= TASK TO CARRY OUT =
Although the entries contain pictures, return everything else in them verbatim and omit the pictures.

=== Section Start ===

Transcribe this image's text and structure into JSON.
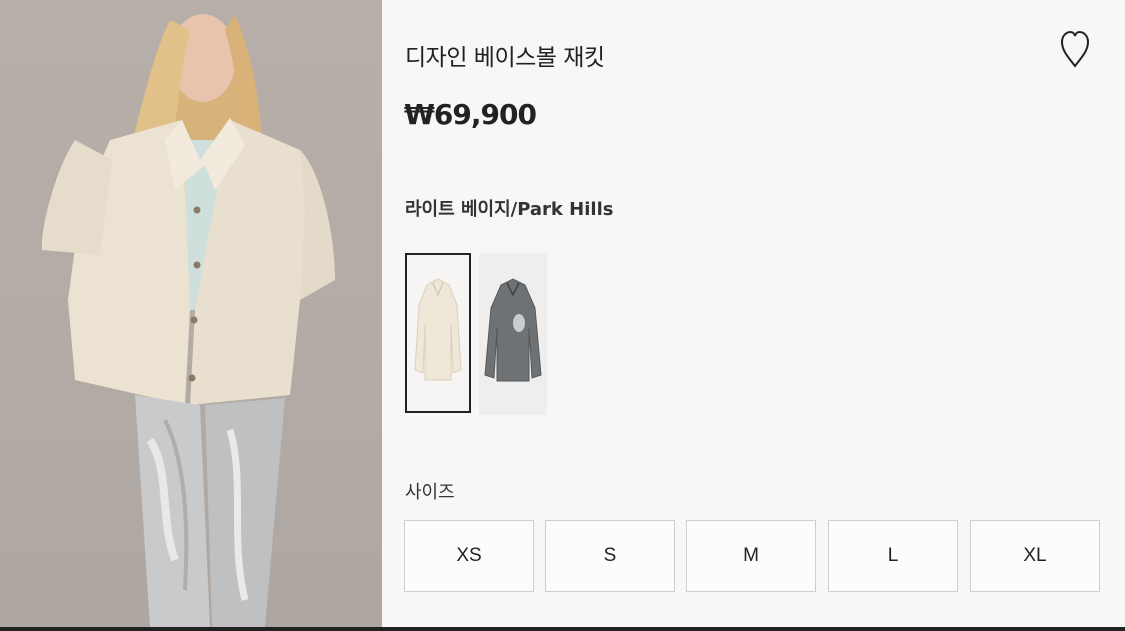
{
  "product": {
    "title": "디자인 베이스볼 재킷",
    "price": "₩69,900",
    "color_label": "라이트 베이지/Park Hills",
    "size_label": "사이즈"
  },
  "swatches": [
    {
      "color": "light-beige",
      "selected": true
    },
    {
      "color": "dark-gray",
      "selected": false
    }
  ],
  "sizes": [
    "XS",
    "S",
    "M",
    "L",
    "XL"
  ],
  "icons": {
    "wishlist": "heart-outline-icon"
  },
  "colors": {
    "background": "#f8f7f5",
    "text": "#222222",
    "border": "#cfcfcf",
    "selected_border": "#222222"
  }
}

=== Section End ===

= YOUR RESPONSE =
Transcribe this image's text and structure into JSON.
{
  "product": {
    "title": "디자인 베이스볼 재킷",
    "price": "₩69,900",
    "color_label": "라이트 베이지/Park Hills",
    "size_label": "사이즈"
  },
  "swatches": [
    {
      "color": "light-beige",
      "selected": true
    },
    {
      "color": "dark-gray",
      "selected": false
    }
  ],
  "sizes": [
    "XS",
    "S",
    "M",
    "L",
    "XL"
  ],
  "icons": {
    "wishlist": "heart-outline-icon"
  },
  "colors": {
    "background": "#f8f7f5",
    "text": "#222222",
    "border": "#cfcfcf",
    "selected_border": "#222222"
  }
}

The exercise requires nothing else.